"C. Community Parks are to be located and designed to be separated from any other major organized recreational area and equipped to provide major facilities and uses such as softball, baseball, archery, horse shoes, golf driving, tennis, handball, indoor passive facilities, restrooms, etc., for city-wide use within a maximum distance of one mile walking or half hour riding. Minimum size: 30 acres.
"D. Special Recreation Areas.
"(1) Acquisition, development, and maintenance of a Parkway system shall include sufficient measures necessary to preserve and promote the aesthetic appearance of the community and to serve as an infrastructure of the entire City park system. * * *
"(2) Special Recreation Facilities and Activities include recreation centers, swimming pools, golf courses, boating, skiing, camping, ice and roller skating, special crafts, and similar major activities. These activities may be located within Community Parks or adjacent/within school grounds, but are usually found as a separate entity[.]"
Pendleton Comprehensive Plan, Recreation Plan Policy, CP 20-22 (emphasis added). The policy is followed by a series of "programs" designed to implement the stated policies.

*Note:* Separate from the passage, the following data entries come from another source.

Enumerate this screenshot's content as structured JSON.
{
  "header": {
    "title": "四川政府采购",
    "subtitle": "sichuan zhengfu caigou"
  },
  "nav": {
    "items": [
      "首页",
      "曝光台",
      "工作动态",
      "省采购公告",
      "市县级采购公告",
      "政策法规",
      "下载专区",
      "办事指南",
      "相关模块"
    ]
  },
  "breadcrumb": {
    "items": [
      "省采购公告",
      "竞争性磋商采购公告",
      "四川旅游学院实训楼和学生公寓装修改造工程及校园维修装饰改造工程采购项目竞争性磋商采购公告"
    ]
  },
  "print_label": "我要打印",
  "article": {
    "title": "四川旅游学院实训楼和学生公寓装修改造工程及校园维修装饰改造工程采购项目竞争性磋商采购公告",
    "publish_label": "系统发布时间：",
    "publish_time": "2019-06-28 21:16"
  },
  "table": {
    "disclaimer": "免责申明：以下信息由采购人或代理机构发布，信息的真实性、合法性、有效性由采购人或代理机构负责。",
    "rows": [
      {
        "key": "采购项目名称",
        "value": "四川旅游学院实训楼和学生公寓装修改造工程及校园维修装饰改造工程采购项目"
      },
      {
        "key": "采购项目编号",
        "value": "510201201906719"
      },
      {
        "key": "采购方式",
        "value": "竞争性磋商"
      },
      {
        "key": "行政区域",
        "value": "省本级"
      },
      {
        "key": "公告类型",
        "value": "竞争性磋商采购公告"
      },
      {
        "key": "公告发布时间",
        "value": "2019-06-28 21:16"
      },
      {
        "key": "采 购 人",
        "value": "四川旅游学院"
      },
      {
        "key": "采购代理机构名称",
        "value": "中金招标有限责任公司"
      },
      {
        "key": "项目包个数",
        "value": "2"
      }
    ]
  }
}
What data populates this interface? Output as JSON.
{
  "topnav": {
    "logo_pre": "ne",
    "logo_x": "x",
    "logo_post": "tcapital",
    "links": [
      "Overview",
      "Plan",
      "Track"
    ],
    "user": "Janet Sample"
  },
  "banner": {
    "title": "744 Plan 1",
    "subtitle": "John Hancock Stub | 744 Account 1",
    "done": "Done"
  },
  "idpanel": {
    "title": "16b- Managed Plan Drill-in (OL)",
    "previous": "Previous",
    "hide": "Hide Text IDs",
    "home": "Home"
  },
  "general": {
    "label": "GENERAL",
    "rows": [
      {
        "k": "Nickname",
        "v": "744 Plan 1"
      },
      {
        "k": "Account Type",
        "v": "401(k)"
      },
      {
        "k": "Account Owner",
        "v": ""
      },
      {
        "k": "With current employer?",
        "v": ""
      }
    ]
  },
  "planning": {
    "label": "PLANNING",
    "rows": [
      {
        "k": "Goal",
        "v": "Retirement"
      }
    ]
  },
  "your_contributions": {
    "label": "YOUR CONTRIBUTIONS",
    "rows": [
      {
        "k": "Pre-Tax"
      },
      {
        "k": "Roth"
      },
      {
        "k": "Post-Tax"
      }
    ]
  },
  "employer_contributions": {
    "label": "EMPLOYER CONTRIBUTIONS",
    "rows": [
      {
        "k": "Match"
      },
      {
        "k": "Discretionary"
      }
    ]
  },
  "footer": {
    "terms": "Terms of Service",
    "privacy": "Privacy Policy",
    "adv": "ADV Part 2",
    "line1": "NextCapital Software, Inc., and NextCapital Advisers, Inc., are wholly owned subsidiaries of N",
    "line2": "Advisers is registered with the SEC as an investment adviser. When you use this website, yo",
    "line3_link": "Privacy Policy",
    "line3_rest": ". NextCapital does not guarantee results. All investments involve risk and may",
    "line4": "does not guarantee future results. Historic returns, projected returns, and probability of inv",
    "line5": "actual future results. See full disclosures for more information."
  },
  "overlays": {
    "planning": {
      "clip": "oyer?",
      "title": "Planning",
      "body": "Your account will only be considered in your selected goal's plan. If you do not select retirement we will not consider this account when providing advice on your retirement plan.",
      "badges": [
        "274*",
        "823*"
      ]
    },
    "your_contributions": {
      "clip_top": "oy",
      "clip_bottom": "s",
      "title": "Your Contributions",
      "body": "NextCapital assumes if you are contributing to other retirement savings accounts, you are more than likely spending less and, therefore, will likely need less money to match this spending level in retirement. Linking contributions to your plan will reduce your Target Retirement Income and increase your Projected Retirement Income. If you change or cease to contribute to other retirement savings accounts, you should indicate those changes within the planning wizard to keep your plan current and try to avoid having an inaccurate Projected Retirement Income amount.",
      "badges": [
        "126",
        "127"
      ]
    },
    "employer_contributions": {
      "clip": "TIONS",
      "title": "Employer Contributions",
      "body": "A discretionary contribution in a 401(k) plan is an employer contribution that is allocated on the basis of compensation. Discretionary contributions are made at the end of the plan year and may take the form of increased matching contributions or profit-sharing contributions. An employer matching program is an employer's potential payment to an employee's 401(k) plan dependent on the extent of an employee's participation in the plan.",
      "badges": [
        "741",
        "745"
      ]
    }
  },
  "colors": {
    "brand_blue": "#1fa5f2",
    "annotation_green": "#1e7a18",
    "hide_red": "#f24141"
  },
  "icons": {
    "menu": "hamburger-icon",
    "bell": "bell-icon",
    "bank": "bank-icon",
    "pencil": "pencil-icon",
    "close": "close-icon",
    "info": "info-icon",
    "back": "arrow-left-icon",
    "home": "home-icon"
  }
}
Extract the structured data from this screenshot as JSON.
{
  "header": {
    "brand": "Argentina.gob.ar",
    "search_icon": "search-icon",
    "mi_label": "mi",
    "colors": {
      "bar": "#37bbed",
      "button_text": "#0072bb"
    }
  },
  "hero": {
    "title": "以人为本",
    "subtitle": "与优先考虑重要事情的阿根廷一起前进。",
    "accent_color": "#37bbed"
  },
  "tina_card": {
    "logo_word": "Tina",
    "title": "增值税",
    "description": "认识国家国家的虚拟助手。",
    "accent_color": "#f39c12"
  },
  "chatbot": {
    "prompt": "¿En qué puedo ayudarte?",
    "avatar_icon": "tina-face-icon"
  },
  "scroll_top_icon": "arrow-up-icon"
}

For example, accompanying what the parties have denominated "Policy 2" is the statement that the city must "[e]valuate the City's existing parks to determine their compliance with the set-forth policy standards" and must also "[d]evelop appropriate cost-effective programs to rectify identified short-comings."
The language of the policy and its implementing programs thus expressly contemplate a set of goals, which the city may or may not be able to satisfy at a particular time. By its terms, the policy speaks to future city planning efforts. There is nothing in the policy language that refers to approval or disapproval of particular applications.
Petitioners insist that, notwithstanding the absence of wording referring to the approval or disapproval of applications, LUBA's and the city council's interpretation of the policy founders on the use of the word "standards" and on the specific "minimum" parcel sizes that are mentioned in it. The reference to "standards" in the policy, however, is ambiguous at best. It appears in the introductory clause: "The park classification system and standards for the City of Pendleton shall consist of four types[.]" The reference to "standards," if anything, appears to refer to standards of classification, not standards for determining whether to grant or deny a particular application. At the very least, construing the reference in that manner is plausible and not inconsistent with the language of the policy.
Petitioners also refer to the fact that the policy refers to "minimum" park sizes. Petitioners fail to explain, however, why that reference can refer only to a mandatory approval criterion. The city interprets the references to the minimum park sizes as "aspirational" and points to the fact that the policy expressly requires programs to address instances in which parks do not conform to the goals stated in the policy. Nothing in the wording of the policy renders that interpretation unlikely or unreasonable. Indeed, if anything, what is unlikely is petitioners' suggestion that the policy would require the city to adopt an "all-or-nothing" position with respect to the creation of public parks, that is, that the policy would require the city to determine that no park at all is preferable to creating a park that does not satisfy all of the classification standards.
We conclude that LUBA did not err in determining that the city council's interpretation of its comprehensive plan was not inconsistent with the express language of the plan or its apparent purposes or policies.